Teaching young people that women are always at risk of becoming pregnant if they do not use contraception can lead to misunderstandings about fertility. Of course, the relationship between sexual activity – in popular imagination associated with desire and spontaneity – and a rational calculation of pregnancy risk is fraught with difficulties. However, for most women a more nuanced understanding of when they might be more likely to become pregnant could help with contraceptive planning and EC. Improved education around fertility could provide young women with a more subtle understanding and with it the ability to recognise that if women have UPSI and do not become pregnant, this might just have resulted from having had UPSI on a low-risk day of their cycle.

Partial knowledge about the efficacy of EHC and overreliance on calculating hours post-UPSI may lead to unintended pregnancy, since timing is only one factor determining EHC efficacy. Cycle day in relation to ovulation is also critically important, and information regarding the link between EHC and failure rates near the day of ovulation needs to be more widely publicised. The data in these studies suggests that young women have digested the message about the decline in efficacy of EHC depending on the number of hours post-sexual intercourse. Young women could therefore additionally be told about efficacy in relation to their cycle, and the value of an emergency IUD to ensure prevention of pregnancy.19

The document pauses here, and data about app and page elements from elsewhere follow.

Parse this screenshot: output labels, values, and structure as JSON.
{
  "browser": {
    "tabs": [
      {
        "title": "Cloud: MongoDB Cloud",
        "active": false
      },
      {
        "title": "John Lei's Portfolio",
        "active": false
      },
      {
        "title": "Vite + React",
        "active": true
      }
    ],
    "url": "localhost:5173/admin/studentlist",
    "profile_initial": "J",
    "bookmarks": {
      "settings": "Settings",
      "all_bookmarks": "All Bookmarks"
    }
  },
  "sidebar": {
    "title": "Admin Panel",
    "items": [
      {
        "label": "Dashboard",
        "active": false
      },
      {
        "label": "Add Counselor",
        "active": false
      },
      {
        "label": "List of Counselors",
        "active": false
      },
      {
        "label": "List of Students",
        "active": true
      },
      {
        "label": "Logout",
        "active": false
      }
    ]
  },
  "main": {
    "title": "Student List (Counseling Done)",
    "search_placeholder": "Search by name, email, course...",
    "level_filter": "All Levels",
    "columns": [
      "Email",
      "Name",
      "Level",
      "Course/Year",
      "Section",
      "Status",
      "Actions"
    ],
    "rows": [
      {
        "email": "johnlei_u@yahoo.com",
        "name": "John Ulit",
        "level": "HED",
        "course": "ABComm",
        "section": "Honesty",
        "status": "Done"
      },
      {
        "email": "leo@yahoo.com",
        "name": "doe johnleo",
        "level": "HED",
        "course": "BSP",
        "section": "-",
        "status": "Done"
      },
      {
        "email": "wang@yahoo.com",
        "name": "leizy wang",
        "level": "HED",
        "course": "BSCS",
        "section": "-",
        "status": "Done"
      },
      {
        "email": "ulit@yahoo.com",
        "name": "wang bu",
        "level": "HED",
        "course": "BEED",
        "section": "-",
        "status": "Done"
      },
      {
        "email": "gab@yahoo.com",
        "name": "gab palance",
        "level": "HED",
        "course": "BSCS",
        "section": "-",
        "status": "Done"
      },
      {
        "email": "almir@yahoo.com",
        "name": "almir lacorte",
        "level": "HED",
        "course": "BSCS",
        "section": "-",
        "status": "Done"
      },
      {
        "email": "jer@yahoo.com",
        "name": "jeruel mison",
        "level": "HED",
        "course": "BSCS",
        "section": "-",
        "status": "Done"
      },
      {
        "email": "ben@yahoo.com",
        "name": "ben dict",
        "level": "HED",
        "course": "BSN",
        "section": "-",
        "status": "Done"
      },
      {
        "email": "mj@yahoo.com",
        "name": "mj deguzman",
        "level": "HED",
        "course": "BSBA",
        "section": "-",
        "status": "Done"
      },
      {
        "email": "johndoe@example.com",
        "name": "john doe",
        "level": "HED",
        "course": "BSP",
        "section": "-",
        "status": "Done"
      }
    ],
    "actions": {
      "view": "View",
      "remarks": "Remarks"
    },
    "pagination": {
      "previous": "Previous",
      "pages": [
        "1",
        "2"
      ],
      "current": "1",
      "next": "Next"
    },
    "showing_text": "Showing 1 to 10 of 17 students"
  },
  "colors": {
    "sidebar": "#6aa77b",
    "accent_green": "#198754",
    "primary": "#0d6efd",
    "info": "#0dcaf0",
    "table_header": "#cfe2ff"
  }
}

We suggest that it would be empowering for young women to be taught to have a more comprehensive understanding of their fertility and pregnancy risk. In addition, a greater understanding of fertility in relation to EC would allow for better prescribing regarding the most effective methods of EC, since EHC taken near to ovulation is less effective.21 22 The IUD as a method of EC should be made more readily available when the risk of unintended pregnancy is highest. To address these issues a public information campaign should be considered.


The authors would like to acknowledge the research assistance of Elektra Lapavitsas and Catherine Bannister.



  • Twitter @thesexdoctorUK, @drhoggart

  • Contributors VLN and LH were jointly responsible for the conception, design, primary and secondary analysis of the work. VLN was responsible for the initial drafting of the manuscript and final edits and revisions. JD and LH carried out interim revisions, edits and suggestions. JD was responsible for the conception and drafting of the material related to emergency hormonal contraception and the implications of the research findings for practice. VLN, LH and JD jointly approved the version to be published and are accountable for the accuracy and integrity of the work.

  • Funding The fertility study was jointly funded by the Centre for Applied Social Research, University of Greenwich, and Greenwich Community Health Services. The abortion study was funded by Marie Stopes International.

  • Competing interests None declared.

  • Patient consent for publication Not required.

  • Provenance and peer review Not commissioned; externally peer reviewed.

  • Data availability statement No data are available. Consent was not obtained from study participants to share transcripts beyond the research team.